By Dorothy Bolla
My mom’s best friend was Dorothy and she actually married my mom’s cousin so Dorothy was both friend AND family, which was awesome. Dorothy always made sour cream twists. Even though Dorothy is no longer with us, I am sure she would be tickled to know that her son makes Sour Cream Twists with his grandchildren (pictured here). This is how the generations can be connected, even if there is no face-to-face physical connection!
Sour Cream Twists
1 cake of compressed yeast
(or 1 pkg dry yeast)
¼ cup lukewarm water
3 ½ c sifted flour
1 ½ teaspoon salt
½ c butter
½ cup shortening
2 beaten eggs
½ cup sour cream
1 tsp vanilla
1 ½ c. sugar
2 more tsp. vanilla
Soften compressed yeast in warm water (or substitute 1 pkg dry yeast softened in ¼ cup warm – not hot – water). Sift flour with salt; cut in butter and shortening. Blend in eggs, sour cream, 1 teaspoon vanilla, and yeast: mix well. Cover and chill for at least 2 hours.
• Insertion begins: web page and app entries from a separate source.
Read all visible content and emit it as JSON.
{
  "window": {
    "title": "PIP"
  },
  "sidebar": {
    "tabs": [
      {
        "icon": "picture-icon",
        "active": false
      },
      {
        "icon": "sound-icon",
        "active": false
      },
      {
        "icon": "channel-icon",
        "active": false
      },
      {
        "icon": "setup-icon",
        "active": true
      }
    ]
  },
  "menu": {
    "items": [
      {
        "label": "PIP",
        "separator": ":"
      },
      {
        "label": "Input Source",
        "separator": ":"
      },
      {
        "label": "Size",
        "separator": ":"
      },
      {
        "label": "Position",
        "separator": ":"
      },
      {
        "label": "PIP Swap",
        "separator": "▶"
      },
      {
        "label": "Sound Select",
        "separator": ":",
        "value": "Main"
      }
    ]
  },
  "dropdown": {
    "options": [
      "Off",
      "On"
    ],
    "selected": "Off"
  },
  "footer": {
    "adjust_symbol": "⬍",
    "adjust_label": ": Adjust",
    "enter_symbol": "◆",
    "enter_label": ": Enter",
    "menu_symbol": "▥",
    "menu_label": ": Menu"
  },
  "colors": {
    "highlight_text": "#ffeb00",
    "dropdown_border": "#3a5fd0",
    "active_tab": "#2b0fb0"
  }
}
Dough may be stored in refrigerator up to 4 days and baked as needed.
Mix sugar and remaining vanilla. Sprinkle board with about ½ cup of the mixture. Roll out ½ of dough to a 16×8 rectangle; sprinkle with 1 Tablespoon more vanilla sugar.
Fold one end of dough over center. Fold opposite and over to make 3 layers. Turn ¼ way around and repeat rolling and folding twice; sprinkle board with additional vanilla sugar as needed. Roll out about ¼ inch thick. Cut into 4×1 inch strips. Twist each strip 2 or 3 times. Place on ungreased baking sheets. Repeat entire process with remaining dough. Bake in 375 degree oven for 15-20 minutes until light golden brown. Makes about 5 dozen twists.
- The colder the dough the better. Refrigerate again if it gets too warm and hard to work. This works very well to make the dough one day and bake it the next.
- Remove from pan immediately. Otherwise they harden and stick.
- Use a clean pan for each batch to avoid caramelized or burnt sugar.
- Baking parchment works wonderfully to avoid these last two problems and makes clean up a breeze.
- Recipe cannot be doubled. Make two separate batches if needed. This was a comment by Dorothy. I think it was more a problem trying to mix the extra volume thoroughly by hand. A heavy duty KitchenAid mixer with dough hook handles a double batch fine. Keep kneading until dough is smooth and pulls cleanly from the sides of the bowl.
- This is a sensitive recipe. Many factors can affect the outcome. The age of the yeast, temperature, amount of time rising or rolling, all can vary the result.
- Extra sugar and vanilla can help. For a different effect during the last rolling use raw sugar or large crystal sugar on top. Or add coloring for the holidays.
- Finely chopped nuts could be included in some layers but I feel it takes away from the vanilla flavor.
The photo here is from their cooking adventure this year. Grandpa explains, “Not as nice as they can be but the ends show the layering. The girls had fun but were having trouble getting the twist correctly.”